Amnesty International has urged the Egyptian authorities to release nine Coptic Christians who were arbitrarily detained at the end of January after protesting against the authorities’ refusal to rebuild a church that had burned down five years ago.
According to a report published today, the nine were arrested by security forces in their village, Ezbet Farag Allah in the El-Minya governorate, having appeared in a video that circulated the week before on 22 January, in what was described as a “peaceful protest”.
“The Egyptian authorities have, for years, ignored calls to rebuild the church, leaving around 800 Coptic Christians without a place to worship in their village. Now, in their shameful efforts to silence these calls, they are arbitrarily detaining villagers, criminalising peaceful protests, and slapping ludicrous charges on those who dare to speak out,” said Philip Luther, Amnesty’s Middle East and North Africa Research and Advocacy Director.
“Coptic Christians in Egypt should be afforded the right to collectively practise their religion. For too long, their religious freedom has been undermined by discriminatory laws and practices, which place undue restrictions on the construction and renovation of churches and grant unbridled power to governors and security forces to make decisions over church repairs.”
The report states that, after being detained, the nine defendants were interrogated while blindfolded and handcuffed, without any lawyers present, before being sent for prosecution on 2 and 3 February. Their families were also denied information regarding their fate or whereabouts. The State Security Prosecution decided to imprison the nine for 15 days, pending investigations, then renewed the detention decision on 12 February.
A month later, the Supreme State Security Prosecution renewed their detention for a period of 15 days.

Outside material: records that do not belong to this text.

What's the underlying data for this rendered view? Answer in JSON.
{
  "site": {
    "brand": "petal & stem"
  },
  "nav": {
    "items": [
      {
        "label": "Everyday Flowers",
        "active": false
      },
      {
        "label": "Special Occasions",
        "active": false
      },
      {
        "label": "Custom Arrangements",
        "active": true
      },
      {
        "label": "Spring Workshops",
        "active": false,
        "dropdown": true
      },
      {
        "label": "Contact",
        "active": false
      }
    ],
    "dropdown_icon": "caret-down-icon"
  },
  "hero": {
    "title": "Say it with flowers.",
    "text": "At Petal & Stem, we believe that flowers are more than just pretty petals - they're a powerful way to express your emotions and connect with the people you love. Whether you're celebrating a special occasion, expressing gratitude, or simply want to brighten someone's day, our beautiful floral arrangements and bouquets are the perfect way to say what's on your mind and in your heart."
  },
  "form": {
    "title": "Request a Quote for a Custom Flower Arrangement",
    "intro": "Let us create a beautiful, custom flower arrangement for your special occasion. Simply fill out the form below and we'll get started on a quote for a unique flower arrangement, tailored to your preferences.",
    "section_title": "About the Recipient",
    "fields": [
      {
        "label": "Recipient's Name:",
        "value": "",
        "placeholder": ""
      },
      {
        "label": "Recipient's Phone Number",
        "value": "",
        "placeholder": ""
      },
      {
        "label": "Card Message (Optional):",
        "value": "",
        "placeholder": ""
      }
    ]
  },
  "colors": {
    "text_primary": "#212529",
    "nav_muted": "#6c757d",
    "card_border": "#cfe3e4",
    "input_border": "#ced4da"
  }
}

In 2016 the village’s only church, the Church of St Joseph and Abu Sefein caught fire, which the authorities failed to investigate, although some believe the incident was a “deliberate act”. It was officially demolished in July 2021.